We got the chance to test the SV around the famous Portimão circuit and it behaved in a way a heavy SUV has no reason to behave. It maintained composure and agility throughout the circuit’s bends and this translates to a very polished driving experience. We’d just say that though this 4.4-litre V8 might be potent, it doesn’t feel quite as brutally quick as the SVR which preceded this model – it sure is fast, but despite the 3.5-second 0-60mph time, doesn’t take your breath away from a standing start in quite the same fashion. It sounds more subdued, too.

How does it look?

The standard Sport is already quite a handsome thing and Range Rover seems to know that – it hasn’t mucked about too much with the way this performance version looks. There’s the option to have a contrast bonnet – in classic SVR fashion – but there are only three exterior colours to choose from, which feels a bit limited. There’s a redesigned front end with a chunkier splitter, while around the back there’s some carbon fibre badging to reflect this car’s sportier nature.

What’s it like inside?

The latest Sport is already a fine place to be from the inside, but some tweaks and additions have been made here and there in the transition to SV. Chief among them are the large bucket seats for those up front – they’re not too heavily bolstered and, in fact, could be a little roomy for smaller people. There’s plenty of space in the back, too, though the new bucket seats do block some visibility for whoever is sitting in the rear of the SV.

As on the standard car, there’s a little too much gloss black plastic surrounding the switchgear area and this clangs slightly with the price tag of this car. The good news is that the space and versatility that makes the standard Sport so usable on a day-to-day basis hasn’t been lost here.

Credits: PA;

What’s the spec like?

Where a lot of the SV’s price is being spent is going on underneath. It has been radically upgraded mechanically compared with the standard car and, in our opinion, this is much preferable to a model which looks awe-inspiring but can’t deliver the kind of driving experience that you expect. However, the tech which is aboard all works superbly, with JLR’s Pivi Pro system continuing to impress with its ease of use and variety of features.

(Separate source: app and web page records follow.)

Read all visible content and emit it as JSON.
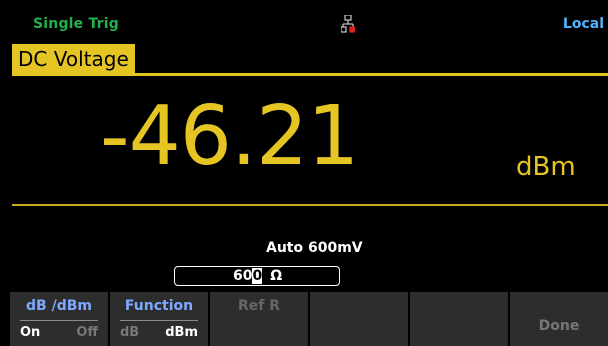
{
  "status": {
    "trigger_mode": "Single Trig",
    "remote_state": "Local",
    "network_icon": "lan-icon"
  },
  "measurement": {
    "function": "DC Voltage",
    "reading": "-46.21",
    "unit": "dBm",
    "range": "Auto 600mV"
  },
  "ref_input": {
    "value_before_cursor": "60",
    "cursor_char": "0",
    "unit": "Ω"
  },
  "softkeys": [
    {
      "title": "dB /dBm",
      "options": [
        "On",
        "Off"
      ],
      "selected": "On"
    },
    {
      "title": "Function",
      "options": [
        "dB",
        "dBm"
      ],
      "selected": "dBm"
    },
    {
      "title": "Ref R"
    },
    {
      "title": ""
    },
    {
      "title": ""
    },
    {
      "title": "Done"
    }
  ],
  "colors": {
    "accent": "#e5c524",
    "trigger": "#22b24c",
    "local": "#4fb4ff",
    "softkey_title": "#7fa8ff",
    "softkey_bg": "#2d2d2d"
  }
}
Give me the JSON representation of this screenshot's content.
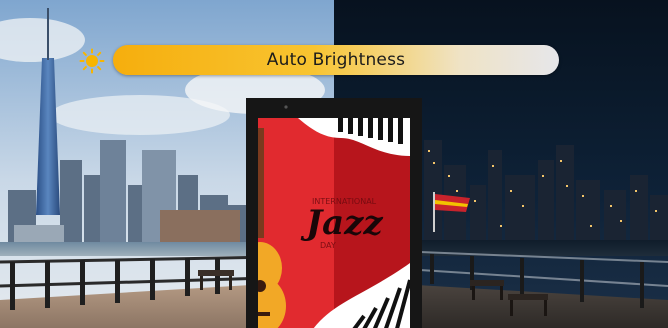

We also like the driving mode button which has been installed at the lower part of the steering wheel as it allows you to quickly cycle through the different vehicle settings, while the driver assistance mode button on the wheel – which means you can quickly lessen the interference of these often-annoying features – is a great call and makes disabling these systems much easier.


The Sport SV is the kind of car that die-hard sporty Range Rover fans were always calling out for. As a tip-top version of an already-popular model, you could argue that it was always going to sell – regardless of how well or poorly it was set up. However, the extensive lengths that Range Rover has gone to in order to make the SV steer, accelerate and brake as dynamically as possible must be applauded – this isn’t simply a regular Sport on fancy wheels.

It may not be the last word in performance SUV sharpness, but given the level of driver involvement it delivers – particularly in a car weighing well over 2.5 tonnes – the SV is a model which you can’t help but feel impressed by.

Credits: PA;


Model as tested: Range Rover Sport SV

Engine: 4.4-litre twin-turbocharged V8

Power: 626bhp

Torque: 750Nm

Max speed: 180mph

0-60mph: 3.5 seconds

MPG: 24

Emissions: 270g/km CO2